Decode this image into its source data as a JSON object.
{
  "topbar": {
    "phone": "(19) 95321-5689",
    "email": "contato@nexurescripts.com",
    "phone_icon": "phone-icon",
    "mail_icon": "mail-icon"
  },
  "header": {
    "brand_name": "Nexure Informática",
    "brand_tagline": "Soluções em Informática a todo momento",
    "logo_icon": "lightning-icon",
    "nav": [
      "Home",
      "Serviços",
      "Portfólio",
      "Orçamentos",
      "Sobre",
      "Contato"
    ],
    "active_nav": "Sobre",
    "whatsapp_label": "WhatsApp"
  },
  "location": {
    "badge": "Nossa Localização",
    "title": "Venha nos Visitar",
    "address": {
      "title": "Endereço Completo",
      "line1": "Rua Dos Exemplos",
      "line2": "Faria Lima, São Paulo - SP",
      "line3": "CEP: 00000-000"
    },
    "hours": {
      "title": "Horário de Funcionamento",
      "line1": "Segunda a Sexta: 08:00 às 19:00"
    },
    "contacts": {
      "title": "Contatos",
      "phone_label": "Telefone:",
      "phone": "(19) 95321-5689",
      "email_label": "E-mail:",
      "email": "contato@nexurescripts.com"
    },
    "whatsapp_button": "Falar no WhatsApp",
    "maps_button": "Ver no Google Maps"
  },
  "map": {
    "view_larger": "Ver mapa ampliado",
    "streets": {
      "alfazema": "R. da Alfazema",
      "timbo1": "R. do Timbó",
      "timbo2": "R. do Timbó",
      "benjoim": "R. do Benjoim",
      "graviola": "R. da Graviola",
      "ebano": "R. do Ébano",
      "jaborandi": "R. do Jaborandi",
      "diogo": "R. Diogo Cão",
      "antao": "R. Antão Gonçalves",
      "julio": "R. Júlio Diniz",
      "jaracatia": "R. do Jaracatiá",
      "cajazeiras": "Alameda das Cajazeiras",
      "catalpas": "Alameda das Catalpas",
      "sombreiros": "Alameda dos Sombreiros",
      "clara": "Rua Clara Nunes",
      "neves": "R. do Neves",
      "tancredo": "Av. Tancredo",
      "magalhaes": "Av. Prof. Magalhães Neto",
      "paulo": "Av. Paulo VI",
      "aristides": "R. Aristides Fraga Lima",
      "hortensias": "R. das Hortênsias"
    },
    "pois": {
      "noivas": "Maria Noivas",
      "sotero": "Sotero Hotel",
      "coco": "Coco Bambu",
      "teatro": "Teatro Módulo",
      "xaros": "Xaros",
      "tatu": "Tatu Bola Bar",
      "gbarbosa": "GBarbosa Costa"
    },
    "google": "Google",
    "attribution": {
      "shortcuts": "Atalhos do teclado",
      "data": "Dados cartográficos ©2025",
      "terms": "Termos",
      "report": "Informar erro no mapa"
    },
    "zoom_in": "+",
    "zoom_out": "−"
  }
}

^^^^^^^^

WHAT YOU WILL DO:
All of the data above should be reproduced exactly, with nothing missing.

RESPONSE:
Decode this image into its source data as a JSON object.
{
  "topbar": {
    "phone": "(19) 95321-5689",
    "email": "contato@nexurescripts.com",
    "phone_icon": "phone-icon",
    "mail_icon": "mail-icon"
  },
  "header": {
    "brand_name": "Nexure Informática",
    "brand_tagline": "Soluções em Informática a todo momento",
    "logo_icon": "lightning-icon",
    "nav": [
      "Home",
      "Serviços",
      "Portfólio",
      "Orçamentos",
      "Sobre",
      "Contato"
    ],
    "active_nav": "Sobre",
    "whatsapp_label": "WhatsApp"
  },
  "location": {
    "badge": "Nossa Localização",
    "title": "Venha nos Visitar",
    "address": {
      "title": "Endereço Completo",
      "line1": "Rua Dos Exemplos",
      "line2": "Faria Lima, São Paulo - SP",
      "line3": "CEP: 00000-000"
    },
    "hours": {
      "title": "Horário de Funcionamento",
      "line1": "Segunda a Sexta: 08:00 às 19:00"
    },
    "contacts": {
      "title": "Contatos",
      "phone_label": "Telefone:",
      "phone": "(19) 95321-5689",
      "email_label": "E-mail:",
      "email": "contato@nexurescripts.com"
    },
    "whatsapp_button": "Falar no WhatsApp",
    "maps_button": "Ver no Google Maps"
  },
  "map": {
    "view_larger": "Ver mapa ampliado",
    "streets": {
      "alfazema": "R. da Alfazema",
      "timbo1": "R. do Timbó",
      "timbo2": "R. do Timbó",
      "benjoim": "R. do Benjoim",
      "graviola": "R. da Graviola",
      "ebano": "R. do Ébano",
      "jaborandi": "R. do Jaborandi",
      "diogo": "R. Diogo Cão",
      "antao": "R. Antão Gonçalves",
      "julio": "R. Júlio Diniz",
      "jaracatia": "R. do Jaracatiá",
      "cajazeiras": "Alameda das Cajazeiras",
      "catalpas": "Alameda das Catalpas",
      "sombreiros": "Alameda dos Sombreiros",
      "clara": "Rua Clara Nunes",
      "neves": "R. do Neves",
      "tancredo": "Av. Tancredo",
      "magalhaes": "Av. Prof. Magalhães Neto",
      "paulo": "Av. Paulo VI",
      "aristides": "R. Aristides Fraga Lima",
      "hortensias": "R. das Hortênsias"
    },
    "pois": {
      "noivas": "Maria Noivas",
      "sotero": "Sotero Hotel",
      "coco": "Coco Bambu",
      "teatro": "Teatro Módulo",
      "xaros": "Xaros",
      "tatu": "Tatu Bola Bar",
      "gbarbosa": "GBarbosa Costa"
    },
    "google": "Google",
    "attribution": {
      "shortcuts": "Atalhos do teclado",
      "data": "Dados cartográficos ©2025",
      "terms": "Termos",
      "report": "Informar erro no mapa"
    },
    "zoom_in": "+",
    "zoom_out": "−"
  }
}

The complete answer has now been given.